Task item:
Whenever a line in the listing below holds the string "true", include it in the count. Say how many such lines there are and nothing more.

────

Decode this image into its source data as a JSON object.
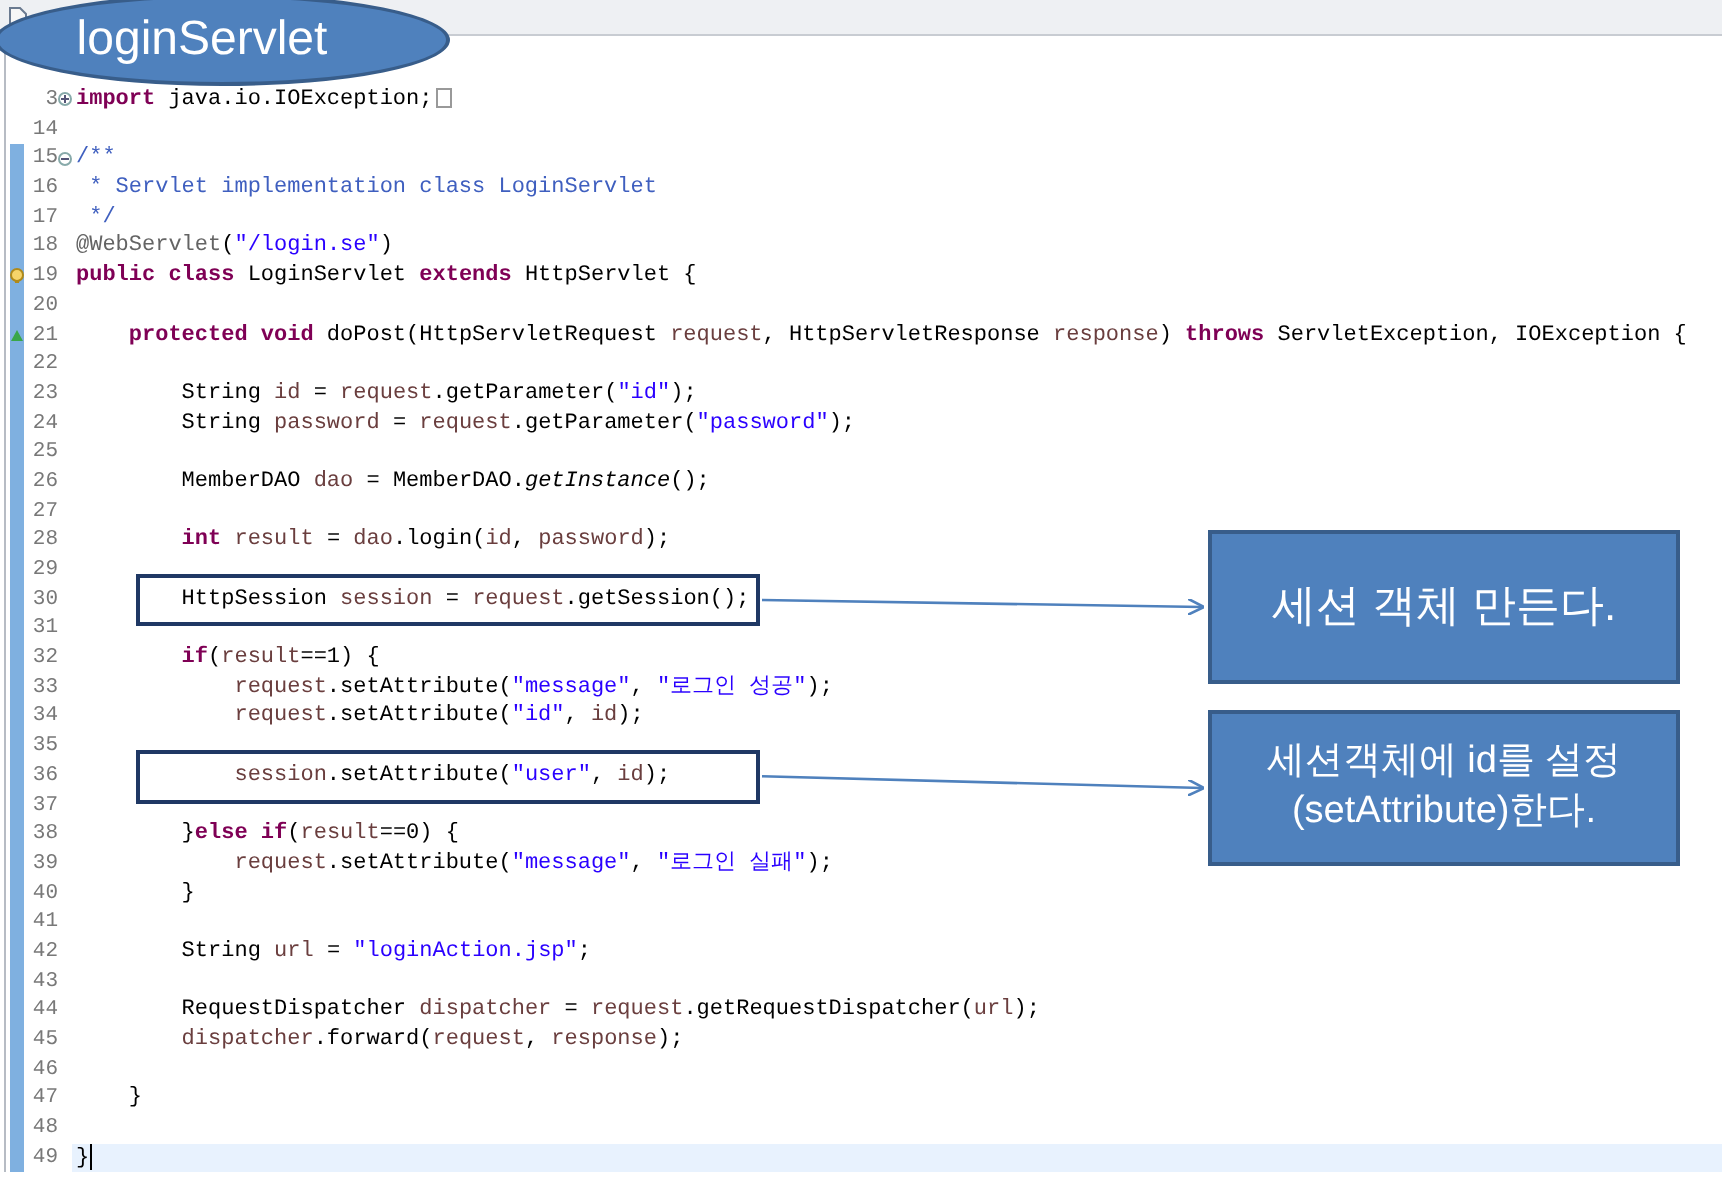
{
  "title_bubble": "loginServlet",
  "editor": {
    "lines": [
      {
        "number": "3",
        "gutter_icon": {
          "kind": "fold-collapsed"
        },
        "folded": true,
        "tokens": [
          {
            "kind": "keyword",
            "text": "import"
          },
          {
            "kind": "plain",
            "text": " java.io.IOException;"
          }
        ]
      },
      {
        "number": "14"
      },
      {
        "number": "15",
        "gutter_icon": {
          "kind": "fold-expanded"
        },
        "tokens": [
          {
            "kind": "comment",
            "text": "/**"
          }
        ]
      },
      {
        "number": "16",
        "tokens": [
          {
            "kind": "comment",
            "text": " * Servlet implementation class LoginServlet"
          }
        ]
      },
      {
        "number": "17",
        "tokens": [
          {
            "kind": "comment",
            "text": " */"
          }
        ]
      },
      {
        "number": "18",
        "tokens": [
          {
            "kind": "annotation",
            "text": "@WebServlet"
          },
          {
            "kind": "plain",
            "text": "("
          },
          {
            "kind": "string",
            "text": "\"/login.se\""
          },
          {
            "kind": "plain",
            "text": ")"
          }
        ]
      },
      {
        "number": "19",
        "gutter_icon": {
          "kind": "warning"
        },
        "tokens": [
          {
            "kind": "keyword",
            "text": "public class"
          },
          {
            "kind": "plain",
            "text": " LoginServlet "
          },
          {
            "kind": "keyword",
            "text": "extends"
          },
          {
            "kind": "plain",
            "text": " HttpServlet {"
          }
        ]
      },
      {
        "number": "20"
      },
      {
        "number": "21",
        "gutter_icon": {
          "kind": "override"
        },
        "tokens": [
          {
            "kind": "keyword",
            "text": "    protected void"
          },
          {
            "kind": "plain",
            "text": " doPost(HttpServletRequest "
          },
          {
            "kind": "variable",
            "text": "request"
          },
          {
            "kind": "plain",
            "text": ", HttpServletResponse "
          },
          {
            "kind": "variable",
            "text": "response"
          },
          {
            "kind": "plain",
            "text": ") "
          },
          {
            "kind": "keyword",
            "text": "throws"
          },
          {
            "kind": "plain",
            "text": " ServletException, IOException {"
          }
        ]
      },
      {
        "number": "22"
      },
      {
        "number": "23",
        "tokens": [
          {
            "kind": "plain",
            "text": "        String "
          },
          {
            "kind": "variable",
            "text": "id"
          },
          {
            "kind": "plain",
            "text": " = "
          },
          {
            "kind": "variable",
            "text": "request"
          },
          {
            "kind": "plain",
            "text": ".getParameter("
          },
          {
            "kind": "string",
            "text": "\"id\""
          },
          {
            "kind": "plain",
            "text": ");"
          }
        ]
      },
      {
        "number": "24",
        "tokens": [
          {
            "kind": "plain",
            "text": "        String "
          },
          {
            "kind": "variable",
            "text": "password"
          },
          {
            "kind": "plain",
            "text": " = "
          },
          {
            "kind": "variable",
            "text": "request"
          },
          {
            "kind": "plain",
            "text": ".getParameter("
          },
          {
            "kind": "string",
            "text": "\"password\""
          },
          {
            "kind": "plain",
            "text": ");"
          }
        ]
      },
      {
        "number": "25"
      },
      {
        "number": "26",
        "tokens": [
          {
            "kind": "plain",
            "text": "        MemberDAO "
          },
          {
            "kind": "variable",
            "text": "dao"
          },
          {
            "kind": "plain",
            "text": " = MemberDAO."
          },
          {
            "kind": "static",
            "text": "getInstance"
          },
          {
            "kind": "plain",
            "text": "();"
          }
        ]
      },
      {
        "number": "27"
      },
      {
        "number": "28",
        "tokens": [
          {
            "kind": "keyword",
            "text": "        int"
          },
          {
            "kind": "variable",
            "text": " result"
          },
          {
            "kind": "plain",
            "text": " = "
          },
          {
            "kind": "variable",
            "text": "dao"
          },
          {
            "kind": "plain",
            "text": ".login("
          },
          {
            "kind": "variable",
            "text": "id"
          },
          {
            "kind": "plain",
            "text": ", "
          },
          {
            "kind": "variable",
            "text": "password"
          },
          {
            "kind": "plain",
            "text": ");"
          }
        ]
      },
      {
        "number": "29"
      },
      {
        "number": "30",
        "boxed": true,
        "tokens": [
          {
            "kind": "plain",
            "text": "        HttpSession "
          },
          {
            "kind": "variable",
            "text": "session"
          },
          {
            "kind": "plain",
            "text": " = "
          },
          {
            "kind": "variable",
            "text": "request"
          },
          {
            "kind": "plain",
            "text": ".getSession();"
          }
        ]
      },
      {
        "number": "31"
      },
      {
        "number": "32",
        "tokens": [
          {
            "kind": "keyword",
            "text": "        if"
          },
          {
            "kind": "plain",
            "text": "("
          },
          {
            "kind": "variable",
            "text": "result"
          },
          {
            "kind": "plain",
            "text": "==1) {"
          }
        ]
      },
      {
        "number": "33",
        "tokens": [
          {
            "kind": "variable",
            "text": "            request"
          },
          {
            "kind": "plain",
            "text": ".setAttribute("
          },
          {
            "kind": "string",
            "text": "\"message\""
          },
          {
            "kind": "plain",
            "text": ", "
          },
          {
            "kind": "string",
            "text": "\"로그인 성공\""
          },
          {
            "kind": "plain",
            "text": ");"
          }
        ]
      },
      {
        "number": "34",
        "tokens": [
          {
            "kind": "variable",
            "text": "            request"
          },
          {
            "kind": "plain",
            "text": ".setAttribute("
          },
          {
            "kind": "string",
            "text": "\"id\""
          },
          {
            "kind": "plain",
            "text": ", "
          },
          {
            "kind": "variable",
            "text": "id"
          },
          {
            "kind": "plain",
            "text": ");"
          }
        ]
      },
      {
        "number": "35"
      },
      {
        "number": "36",
        "boxed": true,
        "tokens": [
          {
            "kind": "variable",
            "text": "            session"
          },
          {
            "kind": "plain",
            "text": ".setAttribute("
          },
          {
            "kind": "string",
            "text": "\"user\""
          },
          {
            "kind": "plain",
            "text": ", "
          },
          {
            "kind": "variable",
            "text": "id"
          },
          {
            "kind": "plain",
            "text": ");"
          }
        ]
      },
      {
        "number": "37"
      },
      {
        "number": "38",
        "tokens": [
          {
            "kind": "plain",
            "text": "        }"
          },
          {
            "kind": "keyword",
            "text": "else if"
          },
          {
            "kind": "plain",
            "text": "("
          },
          {
            "kind": "variable",
            "text": "result"
          },
          {
            "kind": "plain",
            "text": "==0) {"
          }
        ]
      },
      {
        "number": "39",
        "tokens": [
          {
            "kind": "variable",
            "text": "            request"
          },
          {
            "kind": "plain",
            "text": ".setAttribute("
          },
          {
            "kind": "string",
            "text": "\"message\""
          },
          {
            "kind": "plain",
            "text": ", "
          },
          {
            "kind": "string",
            "text": "\"로그인 실패\""
          },
          {
            "kind": "plain",
            "text": ");"
          }
        ]
      },
      {
        "number": "40",
        "tokens": [
          {
            "kind": "plain",
            "text": "        }"
          }
        ]
      },
      {
        "number": "41"
      },
      {
        "number": "42",
        "tokens": [
          {
            "kind": "plain",
            "text": "        String "
          },
          {
            "kind": "variable",
            "text": "url"
          },
          {
            "kind": "plain",
            "text": " = "
          },
          {
            "kind": "string",
            "text": "\"loginAction.jsp\""
          },
          {
            "kind": "plain",
            "text": ";"
          }
        ]
      },
      {
        "number": "43"
      },
      {
        "number": "44",
        "tokens": [
          {
            "kind": "plain",
            "text": "        RequestDispatcher "
          },
          {
            "kind": "variable",
            "text": "dispatcher"
          },
          {
            "kind": "plain",
            "text": " = "
          },
          {
            "kind": "variable",
            "text": "request"
          },
          {
            "kind": "plain",
            "text": ".getRequestDispatcher("
          },
          {
            "kind": "variable",
            "text": "url"
          },
          {
            "kind": "plain",
            "text": ");"
          }
        ]
      },
      {
        "number": "45",
        "tokens": [
          {
            "kind": "variable",
            "text": "        dispatcher"
          },
          {
            "kind": "plain",
            "text": ".forward("
          },
          {
            "kind": "variable",
            "text": "request"
          },
          {
            "kind": "plain",
            "text": ", "
          },
          {
            "kind": "variable",
            "text": "response"
          },
          {
            "kind": "plain",
            "text": ");"
          }
        ]
      },
      {
        "number": "46"
      },
      {
        "number": "47",
        "tokens": [
          {
            "kind": "plain",
            "text": "    }"
          }
        ]
      },
      {
        "number": "48"
      },
      {
        "number": "49",
        "current": true,
        "tokens": [
          {
            "kind": "plain",
            "text": "}"
          }
        ]
      }
    ]
  },
  "callouts": [
    {
      "text": "세션 객체 만든다."
    },
    {
      "text": "세션객체에 id를 설정\n(setAttribute)한다."
    }
  ]
}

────

Response to the task:
4